Home & Leisure

Under the Hood: High performance engines require premium grade fuel

Brad Bergholdt, Tribune News Service on

Published in Automotive News

Q: I have a 2015 Infinity Q70. I use premium gas. Do I have to? Is it recommended or is it a marketing trick to pay more? I have always driven Infinitis and have paid for premium. Is it worth it?

They say an Infiniti will run forever if you change the oil regularly. I don't need synthetic oil. Just regular oil is fine. Correct? But what's the interval? I usually go to Jiffy Lube every 3,000 miles. Good practice?

-- Joe in Chicago

A: Your Infiniti Q70 requires premium grade fuel. Checking the filler neck/gas door for a label can confirm this. Many vehicles with high performance engines require premium grade fuel because of its higher octane, which mitigates detonation, a violent form of abnormal combustion. Significant pressure, heat and stress occur when fuel explodes rather than burns in a controlled fashion.

Some car makers merely recommend premium fuel. In this case the engine's requirements are not as high, and the management system is capable of tuning ignition timing and other functions to tolerate lesser grade fuel. If driven under high temperatures or stressful conditions, such as climbing over a mountain pass during the heat of summer, I would absolutely go with the higher grade recommended fuel. If a vehicle doesn't specify premium fuel is needed, and there are no issues with pre-ignition or detonation, using it is a waste of money.

Regarding your oil change question, the Infiniti engine on your Q70 employs special friction reducing coatings on certain parts and a highly sophisticated valve train that benefit from using top-notch oil.

Nissan recommends their branded ($13-ish per quart) engine oil that contains an ester additive and some other high-tech friction reducing tricks.
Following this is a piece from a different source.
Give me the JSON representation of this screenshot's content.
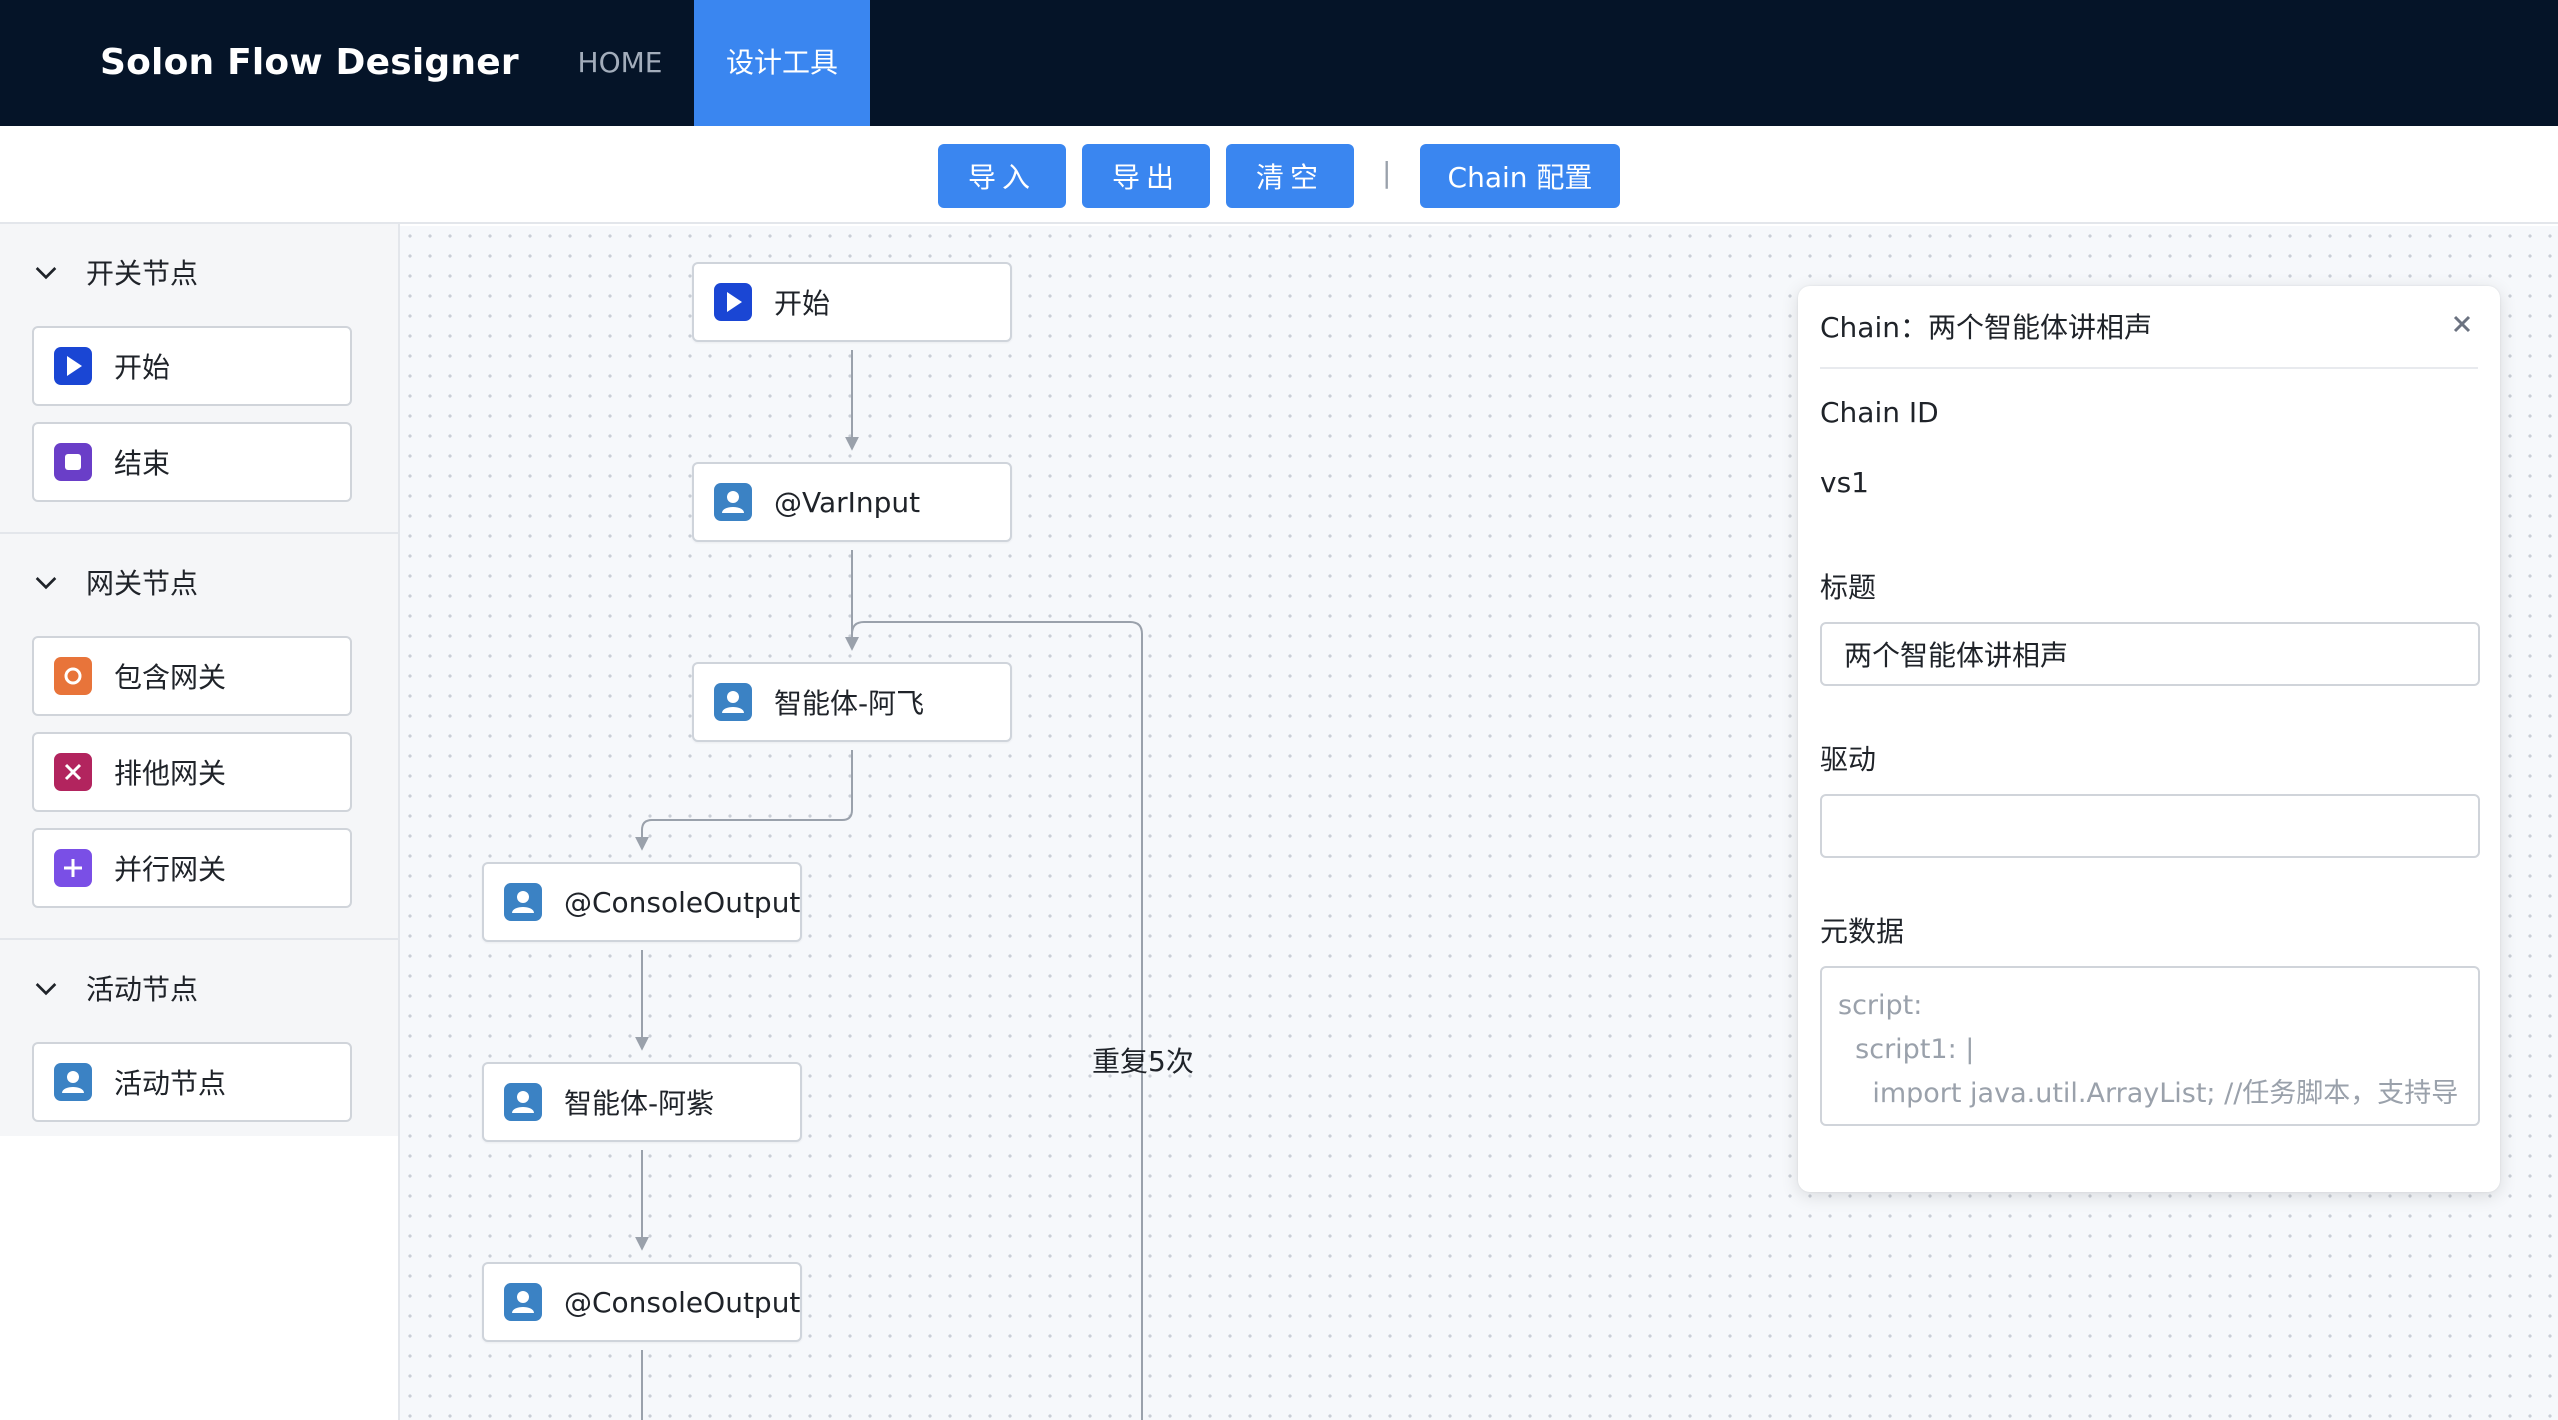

There is considerable debate on whether a good synthetic oil might do just as well at less cost. Infinity recommends changing oil on your Q70 every six months or 5,000 miles.
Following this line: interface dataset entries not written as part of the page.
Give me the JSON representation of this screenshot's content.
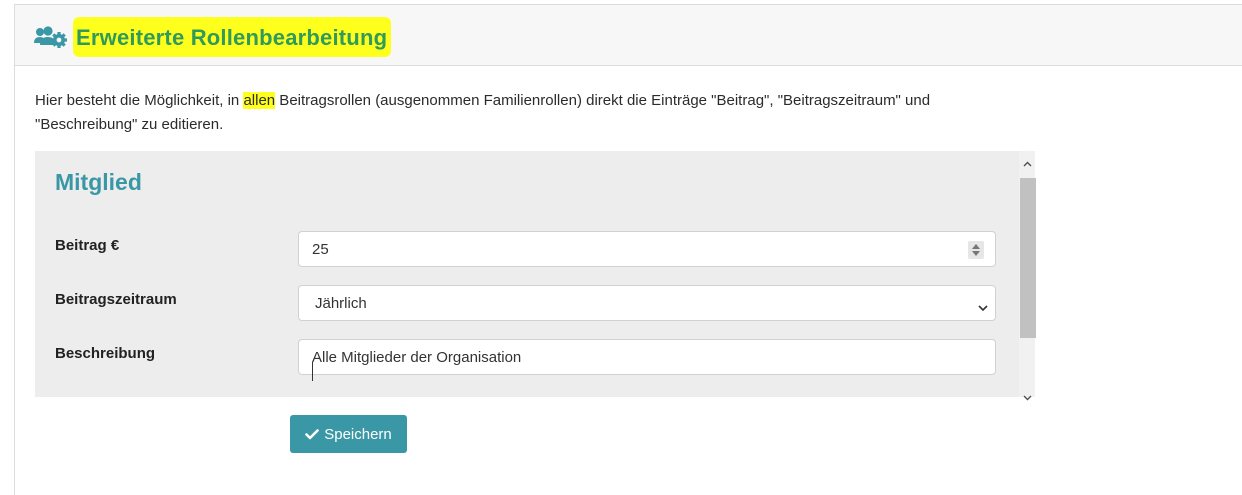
{
  "header": {
    "icon": "users-cog-icon",
    "title": "Erweiterte Rollenbearbeitung"
  },
  "intro": {
    "text_before": "Hier besteht die Möglichkeit, in ",
    "highlight": "allen",
    "text_after": " Beitragsrollen (ausgenommen Familienrollen) direkt die Einträge \"Beitrag\", \"Beitragszeitraum\" und \"Beschreibung\" zu editieren."
  },
  "role": {
    "title": "Mitglied",
    "fields": {
      "beitrag": {
        "label": "Beitrag €",
        "value": "25"
      },
      "zeitraum": {
        "label": "Beitragszeitraum",
        "value": "Jährlich"
      },
      "beschreibung": {
        "label": "Beschreibung",
        "value": "Alle Mitglieder der Organisation"
      }
    }
  },
  "save_button": {
    "label": "Speichern",
    "icon": "check-icon"
  },
  "colors": {
    "accent": "#3a97a5",
    "title_green": "#2f9a5a",
    "highlight_yellow": "#ffff1e",
    "panel_bg": "#ededed"
  }
}
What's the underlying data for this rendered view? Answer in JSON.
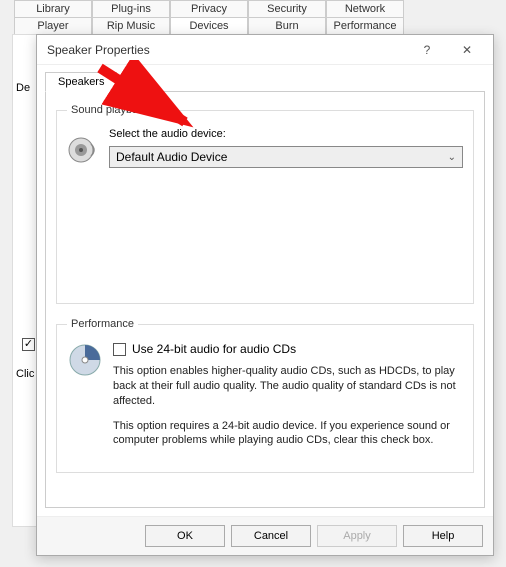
{
  "bg": {
    "tabs_row1": [
      "Library",
      "Plug-ins",
      "Privacy",
      "Security",
      "Network"
    ],
    "tabs_row2": [
      "Player",
      "Rip Music",
      "Devices",
      "Burn",
      "Performance"
    ],
    "active_tab": "Devices",
    "dev_label_fragment": "De",
    "click_fragment": "Clic"
  },
  "dialog": {
    "title": "Speaker Properties",
    "help_glyph": "?",
    "close_glyph": "✕",
    "tab": "Speakers",
    "playback": {
      "legend": "Sound playback",
      "select_label": "Select the audio device:",
      "combo_value": "Default Audio Device",
      "chevron": "⌄"
    },
    "performance": {
      "legend": "Performance",
      "checkbox_label": "Use 24-bit audio for audio CDs",
      "desc1": "This option enables higher-quality audio CDs, such as HDCDs, to play back at their full audio quality. The audio quality of standard CDs is not affected.",
      "desc2": "This option requires a 24-bit audio device. If you experience sound or computer problems while playing audio CDs, clear this check box."
    },
    "buttons": {
      "ok": "OK",
      "cancel": "Cancel",
      "apply": "Apply",
      "help": "Help"
    }
  }
}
--Sponsored Video--

What really matters is your driving habits. Extreme cold weather operation, short run times, lots of idling in traffic at higher temperatures, demanding high temperature conditions/towing, and driving in dusty conditions bring down the recommended oil change interval possibly as low as 3,000 miles. Easier conditions and long run times could make a 8,000- to 10,000-mile oil change reasonable. I'm thinking: buy a five quart jug of Mobil 1 extended performance synthetic oil for $30 or $35 and bring it to your shop every 5,000 to 6,000 miles.

Julie and I just arrived in Alaska after enjoying a trouble-free and fulfilling drive up from California, our 17th time exploring the highway. Extensive preparation of the truck and trailer, route planning, and care in avoiding road issues can make this a spectacular road trip! Unlike the old days, the Alaska Highway is 98% smooth paved roadway, with occasional gravel/construction sections, which are reasonably smooth but dusty. The final 100 miles of Yukon and first 100 miles of Alaska roadway are the only rough spots. Frost heaving of the road surface and damaged pavement require slow speed and alert driving. We enjoy finding new "itinerant camping" spots each time, such as along lakes, rivers or smack in front of a glacier. I'll be sure to add some new photos of spectacular sights to the website.

About The Writer

Brad Bergholdt is an automotive technology instructor at Monterey Peninsula College in Monterey, Calif. Readers can contact him by email at Personal replies are attempted. An archive of past columns and additional consumer automotive information can be found at

(c)2019 Tribune Content Agency, LLC

Distributed by Tribune Content Agency, LLC.


blog comments powered by Disqus

Social Connections


Gary Markstein Little Dog Lost Sarah's Scribbles Long Story Short Mike Luckovich Steve Breen